Human papillomavirus (HPV)

What is HPV?

HPV is one of the most common sexually transmitted infections (STIs). Three out of 4 sexually active people will get HPV at some point in their lives. Anyone who has any kind of sexual activity with another person involving oral, genital or anal contact can get HPV. Sexual intercourse is not necessary to get infected. The more sexual partners you have the higher the risk of being infected with HPV. Men who have sex with men are also at higher risk of HPV infection.

What are the symptoms?

Most people infected with HPV do not show any signs or symptoms and can pass the virus on to others without even knowing it. Most often an HPV infection will clear on its own. For some people, HPV will not go away and cells infected with the virus can become cancerous over time.

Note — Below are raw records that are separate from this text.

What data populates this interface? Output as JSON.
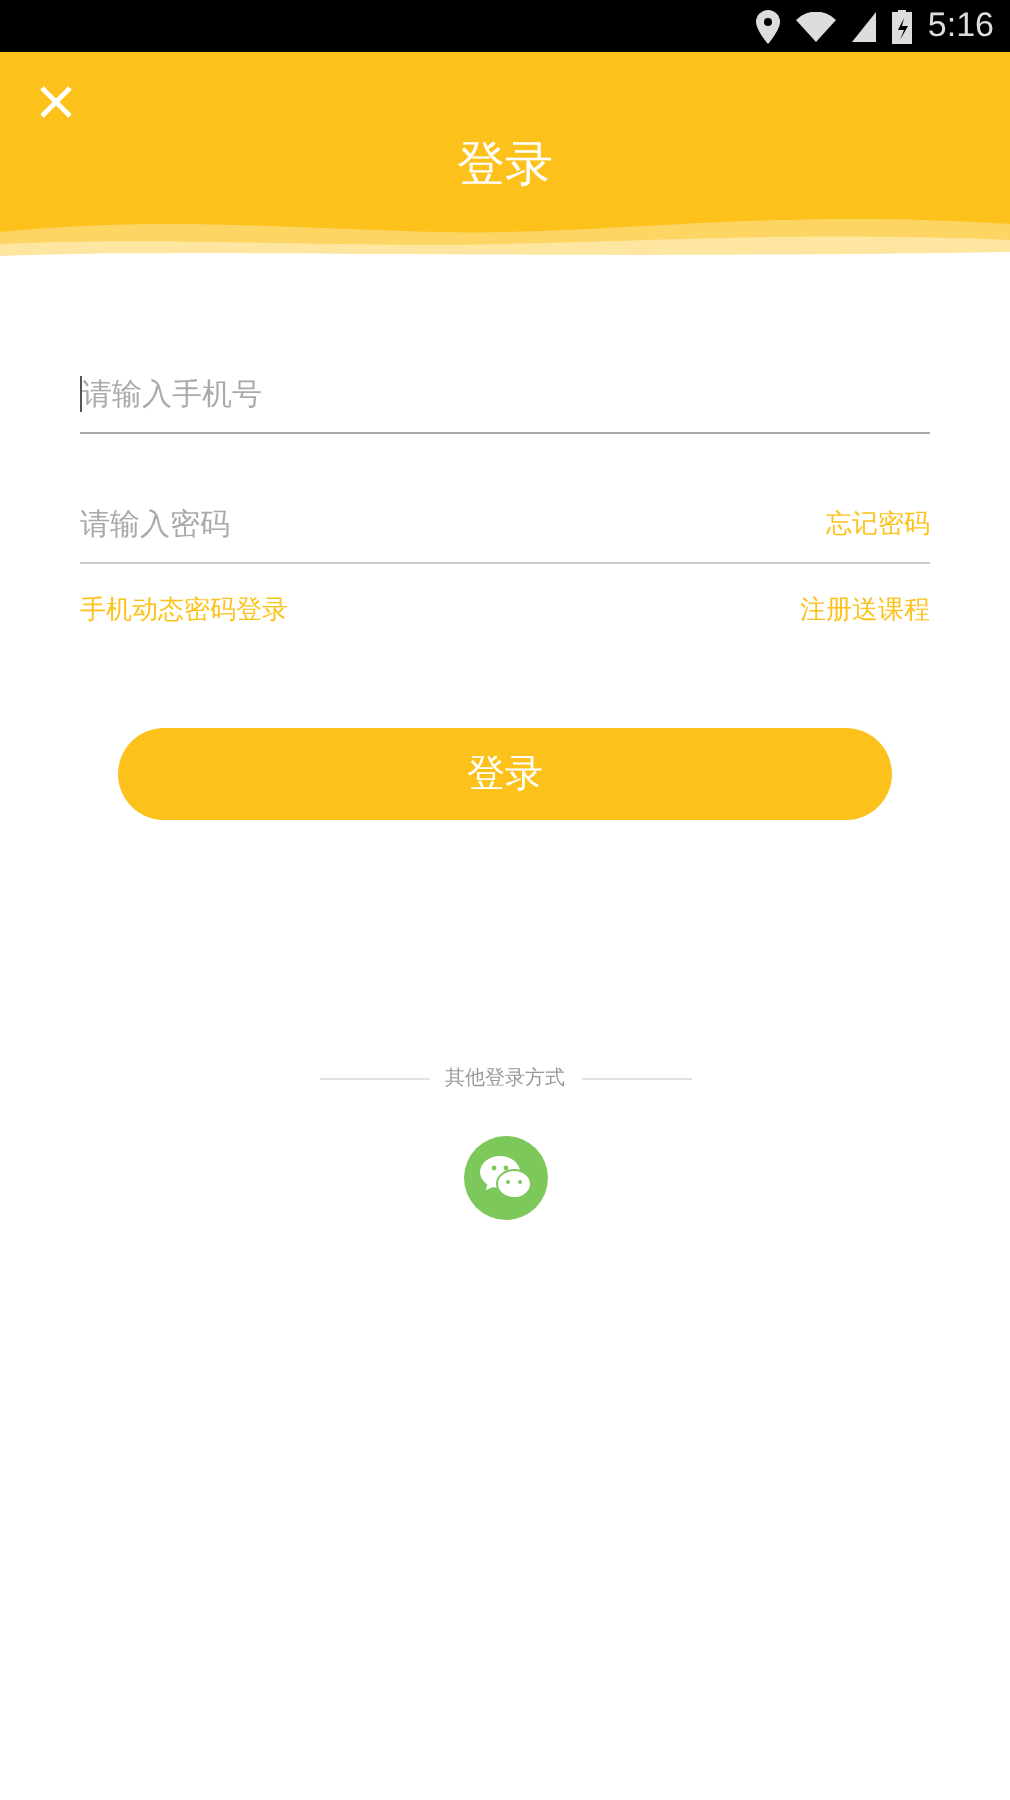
{
  "status_bar": {
    "time": "5:16"
  },
  "header": {
    "title": "登录"
  },
  "form": {
    "phone": {
      "placeholder": "请输入手机号",
      "focused": true
    },
    "password": {
      "placeholder": "请输入密码"
    },
    "forgot_link": "忘记密码",
    "sms_login_link": "手机动态密码登录",
    "register_link": "注册送课程",
    "submit_button": "登录"
  },
  "other_login": {
    "label": "其他登录方式"
  }
}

Every year in B.C. approximately:

  • 200 women will get cervical cancer and 50 will die from the disease
  • 6,000 women will develop high risk changes to the cervix which are precancerous
  • Over 500,000 women will undergo Pap tests and over 20,000 will need further follow-up which may include additional Pap tests and other procedures to stop cancer of the cervix from developing
  • 110 people will get anal cancer and 20 will die from the disease
  • 5,500 people will develop genital warts

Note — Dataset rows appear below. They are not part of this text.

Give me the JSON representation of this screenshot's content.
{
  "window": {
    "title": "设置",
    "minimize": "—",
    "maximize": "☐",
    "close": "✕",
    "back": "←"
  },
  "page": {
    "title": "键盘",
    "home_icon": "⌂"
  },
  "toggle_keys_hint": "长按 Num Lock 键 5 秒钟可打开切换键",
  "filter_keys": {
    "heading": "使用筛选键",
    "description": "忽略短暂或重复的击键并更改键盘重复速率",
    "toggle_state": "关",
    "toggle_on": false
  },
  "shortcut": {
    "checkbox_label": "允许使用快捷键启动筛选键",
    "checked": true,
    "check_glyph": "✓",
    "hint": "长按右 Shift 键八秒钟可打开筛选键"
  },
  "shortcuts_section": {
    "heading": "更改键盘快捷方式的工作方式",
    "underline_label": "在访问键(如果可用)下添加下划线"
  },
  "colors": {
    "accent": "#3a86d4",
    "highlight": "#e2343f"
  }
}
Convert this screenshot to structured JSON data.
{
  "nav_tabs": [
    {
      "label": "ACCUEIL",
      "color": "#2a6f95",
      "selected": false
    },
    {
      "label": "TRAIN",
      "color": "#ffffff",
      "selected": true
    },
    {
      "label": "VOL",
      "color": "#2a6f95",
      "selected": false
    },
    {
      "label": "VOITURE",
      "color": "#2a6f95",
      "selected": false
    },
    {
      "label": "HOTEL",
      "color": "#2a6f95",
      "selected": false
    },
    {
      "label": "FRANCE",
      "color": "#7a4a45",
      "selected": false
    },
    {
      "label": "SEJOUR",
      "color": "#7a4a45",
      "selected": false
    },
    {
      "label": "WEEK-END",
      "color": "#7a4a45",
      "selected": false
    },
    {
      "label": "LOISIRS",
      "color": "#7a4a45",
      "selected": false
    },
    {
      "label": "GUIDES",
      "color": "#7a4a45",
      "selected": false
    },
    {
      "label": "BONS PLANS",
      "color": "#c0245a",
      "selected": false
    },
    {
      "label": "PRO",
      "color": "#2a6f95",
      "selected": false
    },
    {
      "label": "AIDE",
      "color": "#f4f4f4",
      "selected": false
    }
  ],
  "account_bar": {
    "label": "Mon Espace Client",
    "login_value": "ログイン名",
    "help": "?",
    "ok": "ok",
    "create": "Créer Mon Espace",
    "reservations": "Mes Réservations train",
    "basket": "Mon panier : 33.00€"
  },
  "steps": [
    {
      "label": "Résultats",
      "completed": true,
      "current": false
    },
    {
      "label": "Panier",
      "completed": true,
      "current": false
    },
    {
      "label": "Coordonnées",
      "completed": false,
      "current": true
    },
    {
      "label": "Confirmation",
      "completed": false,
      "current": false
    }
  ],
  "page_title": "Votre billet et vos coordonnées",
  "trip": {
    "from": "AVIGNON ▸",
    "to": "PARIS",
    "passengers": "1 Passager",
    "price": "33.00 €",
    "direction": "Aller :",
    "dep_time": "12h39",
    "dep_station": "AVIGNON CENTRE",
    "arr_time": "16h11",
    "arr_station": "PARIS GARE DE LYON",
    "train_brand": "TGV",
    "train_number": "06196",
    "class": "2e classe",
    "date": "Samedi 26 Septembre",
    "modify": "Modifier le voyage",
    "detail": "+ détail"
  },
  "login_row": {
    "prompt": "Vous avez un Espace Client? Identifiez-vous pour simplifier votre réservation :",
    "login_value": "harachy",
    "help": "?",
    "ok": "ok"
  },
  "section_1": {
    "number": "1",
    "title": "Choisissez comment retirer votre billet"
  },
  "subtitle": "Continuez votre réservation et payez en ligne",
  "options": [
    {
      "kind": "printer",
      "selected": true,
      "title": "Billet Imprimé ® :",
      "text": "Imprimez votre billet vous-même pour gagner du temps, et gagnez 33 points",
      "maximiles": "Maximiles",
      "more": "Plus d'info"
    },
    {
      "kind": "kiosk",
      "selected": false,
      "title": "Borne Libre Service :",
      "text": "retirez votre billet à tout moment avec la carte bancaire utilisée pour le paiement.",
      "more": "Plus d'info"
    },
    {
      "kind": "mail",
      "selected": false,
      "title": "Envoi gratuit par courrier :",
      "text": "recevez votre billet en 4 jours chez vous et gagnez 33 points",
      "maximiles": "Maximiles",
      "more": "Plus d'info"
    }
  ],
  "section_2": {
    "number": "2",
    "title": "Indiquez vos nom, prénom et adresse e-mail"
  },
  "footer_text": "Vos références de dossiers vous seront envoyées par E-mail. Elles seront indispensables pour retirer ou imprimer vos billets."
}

What can you do to protect yourself?

The HPV vaccines protect against infection from certain types of human papillomavirus (HPV) that cause cancers of the anus, cervix, mouth and throat, penis, vagina, and vulva as well as genital warts. There are 2 HPV vaccines available in Canada: Cervarix® (HPV2) and Gardasil®9 (HPV9). The vaccines are approved by Health Canada, with HPV9 approved for use in both sexes, and HPV2 approved for use only in females.

The HPV9 vaccine is provided free to girls and boys in grade 6. The vaccine is being offered to boys in grade 6 for the first time starting in September 2017.

Females born in 1994 or later who were not immunized in the school-based program, or did not complete their vaccine series, can also get the HPV9 vaccine.

The HPV9 vaccine is also provided free to individuals 9 to 26 years of age who are:

  • HIV positive
  • Transgender
  • Males who have sex with males, including those who may not yet be sexually active and are questioning their sexual orientation
  • Males who are street involved

Other males eligible for the HPV9 vaccine include those:

  • 9 to 18 years of age in the care of the Ministry of Children and Family Development
  • In youth custody services centres

Contact your health care provider to get immunized.

Unless mentioned above, the HPV9 vaccine is recommended, but not provided free, for the following individuals:

  • Women 45 years of age and younger born prior to 1994
  • Boys and men 9 to 26 years of age
  • Men 27 years of age and older who have sex with men

The HPV2 vaccine is recommended, but not provided free, for girls and women 9 to 45 years of age.

The HPV vaccines are given as a series of either 2 or 3 doses over a 6 month period. Children who start a series when they are 9 to 14 years of age need 2 doses given at least 6 months apart. People who start a series when they are 15 years of age and older and those with a weakened immune system need 3 doses.

Those not eligible for free HPV vaccine can purchase it at most pharmacies.

It is best to get immunized before becoming sexually active and coming in contact with HPV, because the vaccines prevent infection but do not clear it.

One-time HPV Program Resources

A one-time human papillomavirus (HPV) vaccine program is being offered to women in British Columbia ≤ 26 years of age at the time of series commencement and born before 1994 to protect them from cervical cancer.

Talk to your pharmacist to get the HPV vaccine.

Adapted from HealthLink BC and the BC Centre for Disease Control. Information available is for informational purposes only and is not a substitute for professional medical advice. If you think you may have a medical emergency, call your doctor or 911 immediately.